### Aim of the exercise
Retype all entries exactly as they stand, excluding pictures.

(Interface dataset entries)
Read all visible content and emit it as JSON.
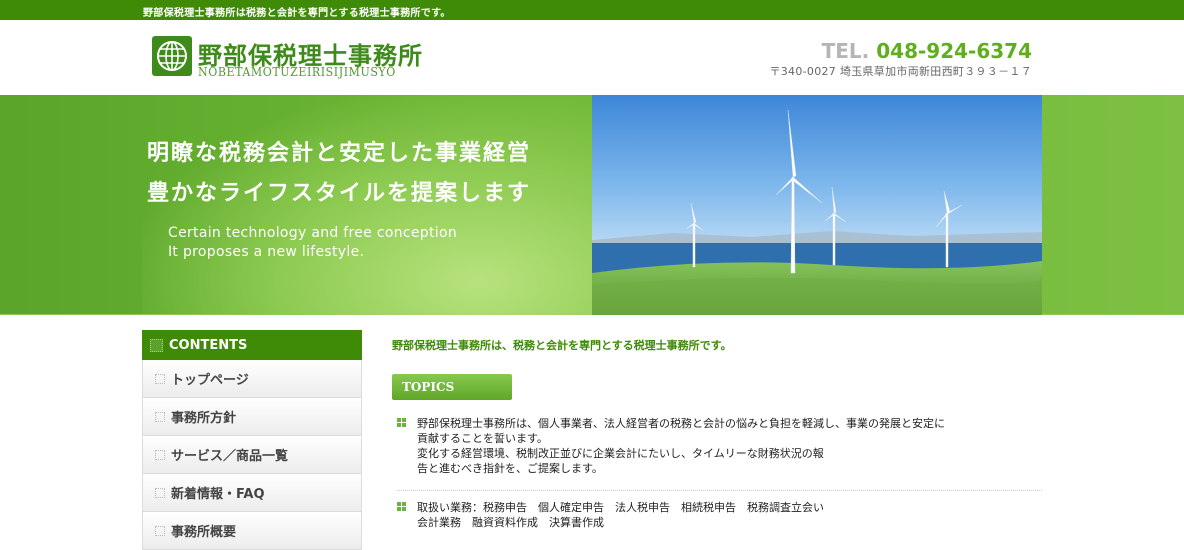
{
  "topbar": {
    "text": "野部保税理士事務所は税務と会計を専門とする税理士事務所です。"
  },
  "header": {
    "logo_icon": "globe-icon",
    "logo_jp": "野部保税理士事務所",
    "logo_en": "NOBETAMOTUZEIRISIJIMUSYO",
    "tel_label": "TEL.",
    "tel_number": "048-924-6374",
    "address": "〒340-0027 埼玉県草加市両新田西町３９３－１７"
  },
  "hero": {
    "headline_1": "明瞭な税務会計と安定した事業経営",
    "headline_2": "豊かなライフスタイルを提案します",
    "english_1": "Certain technology and free conception",
    "english_2": "It proposes a new lifestyle."
  },
  "sidebar": {
    "title": "CONTENTS",
    "items": [
      {
        "label": "トップページ"
      },
      {
        "label": "事務所方針"
      },
      {
        "label": "サービス／商品一覧"
      },
      {
        "label": "新着情報・FAQ"
      },
      {
        "label": "事務所概要"
      }
    ]
  },
  "main": {
    "intro": "野部保税理士事務所は、税務と会計を専門とする税理士事務所です。",
    "topics_label": "TOPICS",
    "topics": [
      {
        "lines": [
          "野部保税理士事務所は、個人事業者、法人経営者の税務と会計の悩みと負担を軽減し、事業の発展と安定に",
          "貢献することを誓います。",
          "変化する経営環境、税制改正並びに企業会計にたいし、タイムリーな財務状況の報",
          "告と進むべき指針を、ご提案します。"
        ]
      },
      {
        "lines": [
          "取扱い業務：税務申告　個人確定申告　法人税申告　相続税申告　税務調査立会い",
          "会計業務　融資資料作成　決算書作成"
        ]
      }
    ]
  },
  "colors": {
    "brand_green": "#3f8a06",
    "accent_green": "#5fae1c"
  }
}
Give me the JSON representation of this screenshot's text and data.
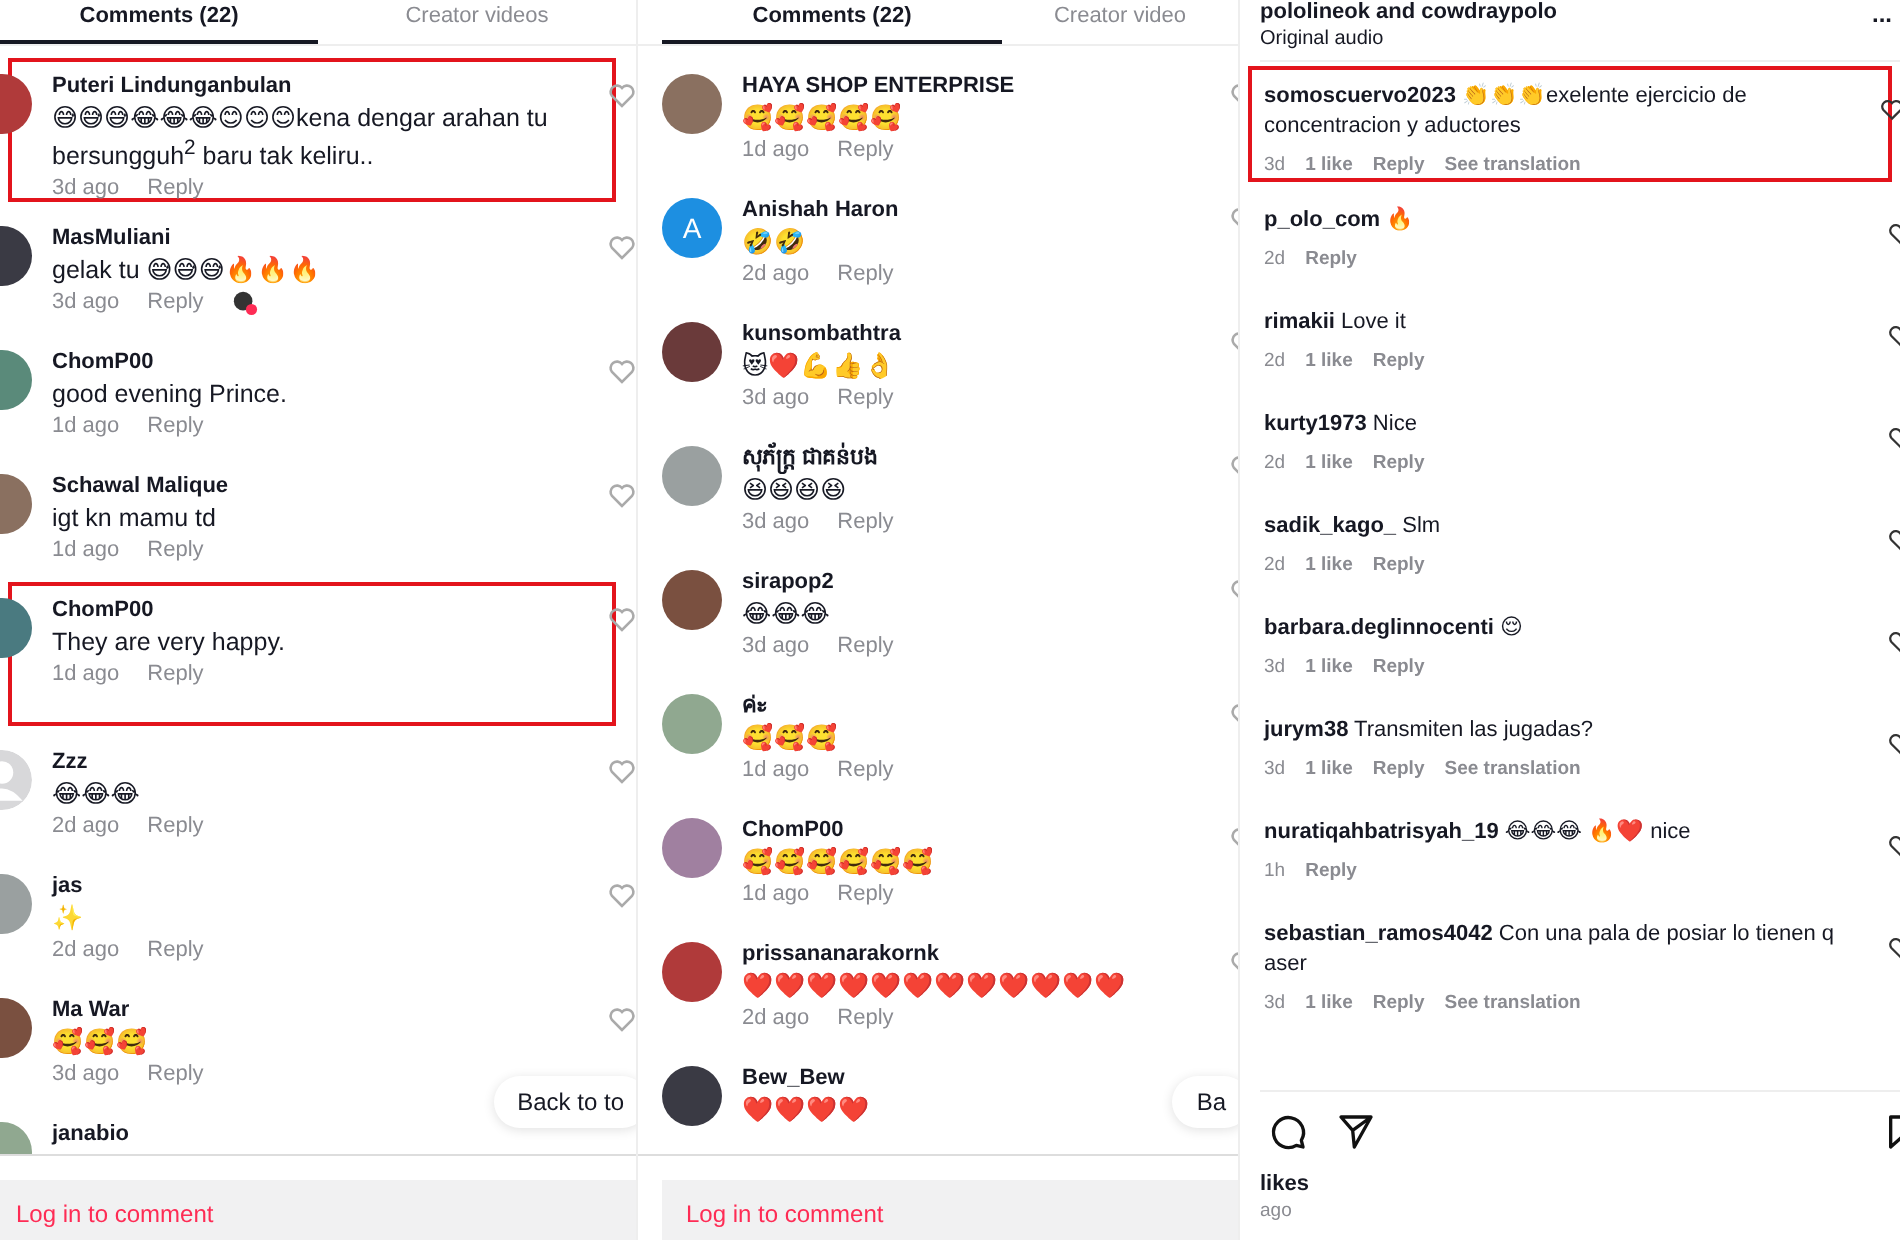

### Problem solution
Read all visible content and emit it as JSON.
{
  "topbar": {
    "text": "野部保税理士事務所は税務と会計を専門とする税理士事務所です。"
  },
  "header": {
    "logo_icon": "globe-icon",
    "logo_jp": "野部保税理士事務所",
    "logo_en": "NOBETAMOTUZEIRISIJIMUSYO",
    "tel_label": "TEL.",
    "tel_number": "048-924-6374",
    "address": "〒340-0027 埼玉県草加市両新田西町３９３－１７"
  },
  "hero": {
    "headline_1": "明瞭な税務会計と安定した事業経営",
    "headline_2": "豊かなライフスタイルを提案します",
    "english_1": "Certain technology and free conception",
    "english_2": "It proposes a new lifestyle."
  },
  "sidebar": {
    "title": "CONTENTS",
    "items": [
      {
        "label": "トップページ"
      },
      {
        "label": "事務所方針"
      },
      {
        "label": "サービス／商品一覧"
      },
      {
        "label": "新着情報・FAQ"
      },
      {
        "label": "事務所概要"
      }
    ]
  },
  "main": {
    "intro": "野部保税理士事務所は、税務と会計を専門とする税理士事務所です。",
    "topics_label": "TOPICS",
    "topics": [
      {
        "lines": [
          "野部保税理士事務所は、個人事業者、法人経営者の税務と会計の悩みと負担を軽減し、事業の発展と安定に",
          "貢献することを誓います。",
          "変化する経営環境、税制改正並びに企業会計にたいし、タイムリーな財務状況の報",
          "告と進むべき指針を、ご提案します。"
        ]
      },
      {
        "lines": [
          "取扱い業務：税務申告　個人確定申告　法人税申告　相続税申告　税務調査立会い",
          "会計業務　融資資料作成　決算書作成"
        ]
      }
    ]
  },
  "colors": {
    "brand_green": "#3f8a06",
    "accent_green": "#5fae1c"
  }
}
Give me the JSON representation of this screenshot's text and data.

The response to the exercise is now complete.